** Data for processing follows **

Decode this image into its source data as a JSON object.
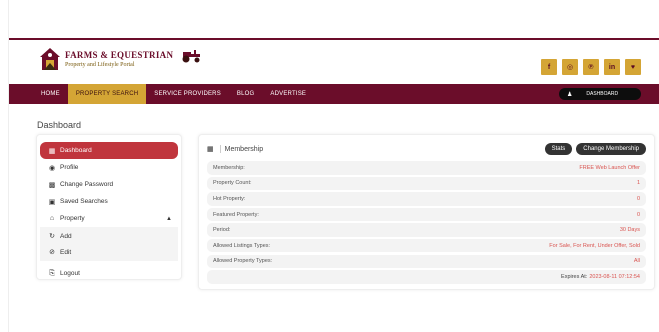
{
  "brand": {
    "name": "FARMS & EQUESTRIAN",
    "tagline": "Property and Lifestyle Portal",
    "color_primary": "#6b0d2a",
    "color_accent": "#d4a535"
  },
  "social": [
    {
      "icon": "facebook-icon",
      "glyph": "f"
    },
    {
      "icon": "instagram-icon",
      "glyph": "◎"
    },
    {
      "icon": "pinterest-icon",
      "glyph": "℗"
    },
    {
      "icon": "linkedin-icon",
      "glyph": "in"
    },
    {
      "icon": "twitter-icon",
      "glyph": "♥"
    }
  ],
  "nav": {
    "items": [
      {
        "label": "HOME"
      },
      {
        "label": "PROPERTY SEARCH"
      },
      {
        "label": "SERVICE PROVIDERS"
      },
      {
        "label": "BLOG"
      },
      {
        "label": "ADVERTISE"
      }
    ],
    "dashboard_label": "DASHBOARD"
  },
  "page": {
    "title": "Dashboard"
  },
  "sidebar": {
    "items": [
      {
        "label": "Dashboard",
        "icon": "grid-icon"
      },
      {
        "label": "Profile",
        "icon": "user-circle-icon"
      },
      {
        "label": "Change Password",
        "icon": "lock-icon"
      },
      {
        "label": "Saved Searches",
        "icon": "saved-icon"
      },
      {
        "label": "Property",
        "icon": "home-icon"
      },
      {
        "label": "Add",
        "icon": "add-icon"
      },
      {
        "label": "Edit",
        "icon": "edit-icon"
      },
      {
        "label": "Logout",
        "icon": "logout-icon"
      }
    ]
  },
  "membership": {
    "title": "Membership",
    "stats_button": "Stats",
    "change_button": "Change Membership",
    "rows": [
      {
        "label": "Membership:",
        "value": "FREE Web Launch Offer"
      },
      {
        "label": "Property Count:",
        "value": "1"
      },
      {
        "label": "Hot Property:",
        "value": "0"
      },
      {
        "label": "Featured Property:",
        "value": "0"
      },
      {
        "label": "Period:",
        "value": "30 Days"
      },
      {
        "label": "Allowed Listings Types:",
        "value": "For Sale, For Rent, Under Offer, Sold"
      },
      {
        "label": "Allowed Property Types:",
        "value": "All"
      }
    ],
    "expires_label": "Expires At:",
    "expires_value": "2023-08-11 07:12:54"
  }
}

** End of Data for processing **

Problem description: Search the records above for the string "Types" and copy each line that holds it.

Solution for this problem:
        "label": "Allowed Listings Types:",
        "label": "Allowed Property Types:",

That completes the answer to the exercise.